The listing is to be duplicated in full, exactly as written.

_ _ _ _ _

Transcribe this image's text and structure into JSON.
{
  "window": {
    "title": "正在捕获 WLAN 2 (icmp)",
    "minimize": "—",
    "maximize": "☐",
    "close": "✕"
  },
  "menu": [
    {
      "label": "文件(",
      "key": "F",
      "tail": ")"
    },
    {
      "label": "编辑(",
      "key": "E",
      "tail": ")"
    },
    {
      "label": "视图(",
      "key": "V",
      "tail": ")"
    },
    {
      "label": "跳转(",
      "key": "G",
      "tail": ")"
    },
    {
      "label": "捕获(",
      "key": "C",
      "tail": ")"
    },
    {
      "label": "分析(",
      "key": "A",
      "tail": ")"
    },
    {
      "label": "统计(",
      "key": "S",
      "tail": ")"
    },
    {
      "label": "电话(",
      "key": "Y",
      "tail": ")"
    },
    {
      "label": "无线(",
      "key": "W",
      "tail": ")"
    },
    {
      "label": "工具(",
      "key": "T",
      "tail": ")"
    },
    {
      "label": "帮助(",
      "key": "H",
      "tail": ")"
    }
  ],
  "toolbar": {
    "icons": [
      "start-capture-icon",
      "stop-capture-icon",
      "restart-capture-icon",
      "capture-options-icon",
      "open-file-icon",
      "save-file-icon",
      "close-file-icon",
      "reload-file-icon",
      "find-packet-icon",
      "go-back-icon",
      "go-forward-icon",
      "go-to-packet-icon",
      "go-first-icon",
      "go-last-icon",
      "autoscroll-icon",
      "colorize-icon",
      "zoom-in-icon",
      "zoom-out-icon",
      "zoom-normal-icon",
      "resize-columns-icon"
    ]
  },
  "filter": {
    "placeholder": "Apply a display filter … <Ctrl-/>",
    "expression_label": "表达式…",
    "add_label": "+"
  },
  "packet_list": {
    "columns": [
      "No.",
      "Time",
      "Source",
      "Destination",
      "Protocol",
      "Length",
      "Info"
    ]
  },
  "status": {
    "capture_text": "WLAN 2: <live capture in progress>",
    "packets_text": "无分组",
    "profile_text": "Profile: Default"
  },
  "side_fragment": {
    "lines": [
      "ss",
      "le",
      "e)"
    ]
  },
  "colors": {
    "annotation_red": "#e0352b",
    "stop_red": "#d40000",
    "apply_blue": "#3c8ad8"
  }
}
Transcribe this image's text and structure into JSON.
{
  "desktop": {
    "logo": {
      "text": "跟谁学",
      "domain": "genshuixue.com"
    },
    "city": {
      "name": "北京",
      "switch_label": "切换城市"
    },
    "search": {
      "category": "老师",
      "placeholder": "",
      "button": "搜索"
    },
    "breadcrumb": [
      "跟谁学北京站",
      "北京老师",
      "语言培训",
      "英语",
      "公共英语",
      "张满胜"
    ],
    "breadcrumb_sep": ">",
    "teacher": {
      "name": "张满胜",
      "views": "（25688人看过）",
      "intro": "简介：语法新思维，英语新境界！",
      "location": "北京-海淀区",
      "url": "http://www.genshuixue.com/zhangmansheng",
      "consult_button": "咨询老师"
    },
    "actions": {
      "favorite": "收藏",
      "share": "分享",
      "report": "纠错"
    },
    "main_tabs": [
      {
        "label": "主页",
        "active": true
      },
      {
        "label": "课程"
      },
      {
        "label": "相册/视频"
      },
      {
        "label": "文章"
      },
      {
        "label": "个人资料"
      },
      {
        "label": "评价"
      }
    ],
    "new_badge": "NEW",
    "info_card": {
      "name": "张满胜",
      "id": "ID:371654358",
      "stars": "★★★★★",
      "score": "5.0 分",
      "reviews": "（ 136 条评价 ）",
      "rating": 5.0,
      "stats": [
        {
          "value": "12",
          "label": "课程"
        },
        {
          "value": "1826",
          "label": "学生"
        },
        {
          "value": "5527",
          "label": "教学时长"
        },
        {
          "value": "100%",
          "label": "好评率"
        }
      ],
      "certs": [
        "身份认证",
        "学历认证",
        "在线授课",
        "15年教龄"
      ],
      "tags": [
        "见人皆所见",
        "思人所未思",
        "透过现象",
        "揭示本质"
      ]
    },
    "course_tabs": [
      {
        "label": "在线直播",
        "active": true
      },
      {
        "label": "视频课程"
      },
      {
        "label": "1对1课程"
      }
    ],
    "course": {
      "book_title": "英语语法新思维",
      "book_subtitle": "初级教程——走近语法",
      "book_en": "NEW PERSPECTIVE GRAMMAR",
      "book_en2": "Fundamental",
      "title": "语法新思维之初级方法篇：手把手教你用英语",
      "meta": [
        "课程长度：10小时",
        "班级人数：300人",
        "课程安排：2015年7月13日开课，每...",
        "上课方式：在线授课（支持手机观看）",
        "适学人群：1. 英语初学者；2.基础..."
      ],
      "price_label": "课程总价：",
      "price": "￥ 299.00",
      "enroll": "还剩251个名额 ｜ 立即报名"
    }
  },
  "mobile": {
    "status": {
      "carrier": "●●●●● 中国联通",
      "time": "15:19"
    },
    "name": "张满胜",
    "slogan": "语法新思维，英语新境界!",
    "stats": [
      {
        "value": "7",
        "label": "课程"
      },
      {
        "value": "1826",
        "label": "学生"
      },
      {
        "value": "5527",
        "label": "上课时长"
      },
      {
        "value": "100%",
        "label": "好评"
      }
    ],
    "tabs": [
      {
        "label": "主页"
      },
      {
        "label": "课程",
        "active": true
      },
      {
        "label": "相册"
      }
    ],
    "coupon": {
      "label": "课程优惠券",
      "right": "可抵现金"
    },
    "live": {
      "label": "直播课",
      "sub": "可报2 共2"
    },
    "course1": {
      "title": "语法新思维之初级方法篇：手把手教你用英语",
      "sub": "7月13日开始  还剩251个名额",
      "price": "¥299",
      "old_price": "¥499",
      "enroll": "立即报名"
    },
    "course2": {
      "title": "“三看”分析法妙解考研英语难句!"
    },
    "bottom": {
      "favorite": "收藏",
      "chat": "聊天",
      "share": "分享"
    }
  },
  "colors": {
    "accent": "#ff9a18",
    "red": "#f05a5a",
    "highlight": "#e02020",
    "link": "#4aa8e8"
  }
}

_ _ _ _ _

Exercise result:
Transcribe this image's text and structure into JSON.
{
  "window": {
    "title": "正在捕获 WLAN 2 (icmp)",
    "minimize": "—",
    "maximize": "☐",
    "close": "✕"
  },
  "menu": [
    {
      "label": "文件(",
      "key": "F",
      "tail": ")"
    },
    {
      "label": "编辑(",
      "key": "E",
      "tail": ")"
    },
    {
      "label": "视图(",
      "key": "V",
      "tail": ")"
    },
    {
      "label": "跳转(",
      "key": "G",
      "tail": ")"
    },
    {
      "label": "捕获(",
      "key": "C",
      "tail": ")"
    },
    {
      "label": "分析(",
      "key": "A",
      "tail": ")"
    },
    {
      "label": "统计(",
      "key": "S",
      "tail": ")"
    },
    {
      "label": "电话(",
      "key": "Y",
      "tail": ")"
    },
    {
      "label": "无线(",
      "key": "W",
      "tail": ")"
    },
    {
      "label": "工具(",
      "key": "T",
      "tail": ")"
    },
    {
      "label": "帮助(",
      "key": "H",
      "tail": ")"
    }
  ],
  "toolbar": {
    "icons": [
      "start-capture-icon",
      "stop-capture-icon",
      "restart-capture-icon",
      "capture-options-icon",
      "open-file-icon",
      "save-file-icon",
      "close-file-icon",
      "reload-file-icon",
      "find-packet-icon",
      "go-back-icon",
      "go-forward-icon",
      "go-to-packet-icon",
      "go-first-icon",
      "go-last-icon",
      "autoscroll-icon",
      "colorize-icon",
      "zoom-in-icon",
      "zoom-out-icon",
      "zoom-normal-icon",
      "resize-columns-icon"
    ]
  },
  "filter": {
    "placeholder": "Apply a display filter … <Ctrl-/>",
    "expression_label": "表达式…",
    "add_label": "+"
  },
  "packet_list": {
    "columns": [
      "No.",
      "Time",
      "Source",
      "Destination",
      "Protocol",
      "Length",
      "Info"
    ]
  },
  "status": {
    "capture_text": "WLAN 2: <live capture in progress>",
    "packets_text": "无分组",
    "profile_text": "Profile: Default"
  },
  "side_fragment": {
    "lines": [
      "ss",
      "le",
      "e)"
    ]
  },
  "colors": {
    "annotation_red": "#e0352b",
    "stop_red": "#d40000",
    "apply_blue": "#3c8ad8"
  }
}
Transcribe this image's text and structure into JSON.
{
  "desktop": {
    "logo": {
      "text": "跟谁学",
      "domain": "genshuixue.com"
    },
    "city": {
      "name": "北京",
      "switch_label": "切换城市"
    },
    "search": {
      "category": "老师",
      "placeholder": "",
      "button": "搜索"
    },
    "breadcrumb": [
      "跟谁学北京站",
      "北京老师",
      "语言培训",
      "英语",
      "公共英语",
      "张满胜"
    ],
    "breadcrumb_sep": ">",
    "teacher": {
      "name": "张满胜",
      "views": "（25688人看过）",
      "intro": "简介：语法新思维，英语新境界！",
      "location": "北京-海淀区",
      "url": "http://www.genshuixue.com/zhangmansheng",
      "consult_button": "咨询老师"
    },
    "actions": {
      "favorite": "收藏",
      "share": "分享",
      "report": "纠错"
    },
    "main_tabs": [
      {
        "label": "主页",
        "active": true
      },
      {
        "label": "课程"
      },
      {
        "label": "相册/视频"
      },
      {
        "label": "文章"
      },
      {
        "label": "个人资料"
      },
      {
        "label": "评价"
      }
    ],
    "new_badge": "NEW",
    "info_card": {
      "name": "张满胜",
      "id": "ID:371654358",
      "stars": "★★★★★",
      "score": "5.0 分",
      "reviews": "（ 136 条评价 ）",
      "rating": 5.0,
      "stats": [
        {
          "value": "12",
          "label": "课程"
        },
        {
          "value": "1826",
          "label": "学生"
        },
        {
          "value": "5527",
          "label": "教学时长"
        },
        {
          "value": "100%",
          "label": "好评率"
        }
      ],
      "certs": [
        "身份认证",
        "学历认证",
        "在线授课",
        "15年教龄"
      ],
      "tags": [
        "见人皆所见",
        "思人所未思",
        "透过现象",
        "揭示本质"
      ]
    },
    "course_tabs": [
      {
        "label": "在线直播",
        "active": true
      },
      {
        "label": "视频课程"
      },
      {
        "label": "1对1课程"
      }
    ],
    "course": {
      "book_title": "英语语法新思维",
      "book_subtitle": "初级教程——走近语法",
      "book_en": "NEW PERSPECTIVE GRAMMAR",
      "book_en2": "Fundamental",
      "title": "语法新思维之初级方法篇：手把手教你用英语",
      "meta": [
        "课程长度：10小时",
        "班级人数：300人",
        "课程安排：2015年7月13日开课，每...",
        "上课方式：在线授课（支持手机观看）",
        "适学人群：1. 英语初学者；2.基础..."
      ],
      "price_label": "课程总价：",
      "price": "￥ 299.00",
      "enroll": "还剩251个名额 ｜ 立即报名"
    }
  },
  "mobile": {
    "status": {
      "carrier": "●●●●● 中国联通",
      "time": "15:19"
    },
    "name": "张满胜",
    "slogan": "语法新思维，英语新境界!",
    "stats": [
      {
        "value": "7",
        "label": "课程"
      },
      {
        "value": "1826",
        "label": "学生"
      },
      {
        "value": "5527",
        "label": "上课时长"
      },
      {
        "value": "100%",
        "label": "好评"
      }
    ],
    "tabs": [
      {
        "label": "主页"
      },
      {
        "label": "课程",
        "active": true
      },
      {
        "label": "相册"
      }
    ],
    "coupon": {
      "label": "课程优惠券",
      "right": "可抵现金"
    },
    "live": {
      "label": "直播课",
      "sub": "可报2 共2"
    },
    "course1": {
      "title": "语法新思维之初级方法篇：手把手教你用英语",
      "sub": "7月13日开始  还剩251个名额",
      "price": "¥299",
      "old_price": "¥499",
      "enroll": "立即报名"
    },
    "course2": {
      "title": "“三看”分析法妙解考研英语难句!"
    },
    "bottom": {
      "favorite": "收藏",
      "chat": "聊天",
      "share": "分享"
    }
  },
  "colors": {
    "accent": "#ff9a18",
    "red": "#f05a5a",
    "highlight": "#e02020",
    "link": "#4aa8e8"
  }
}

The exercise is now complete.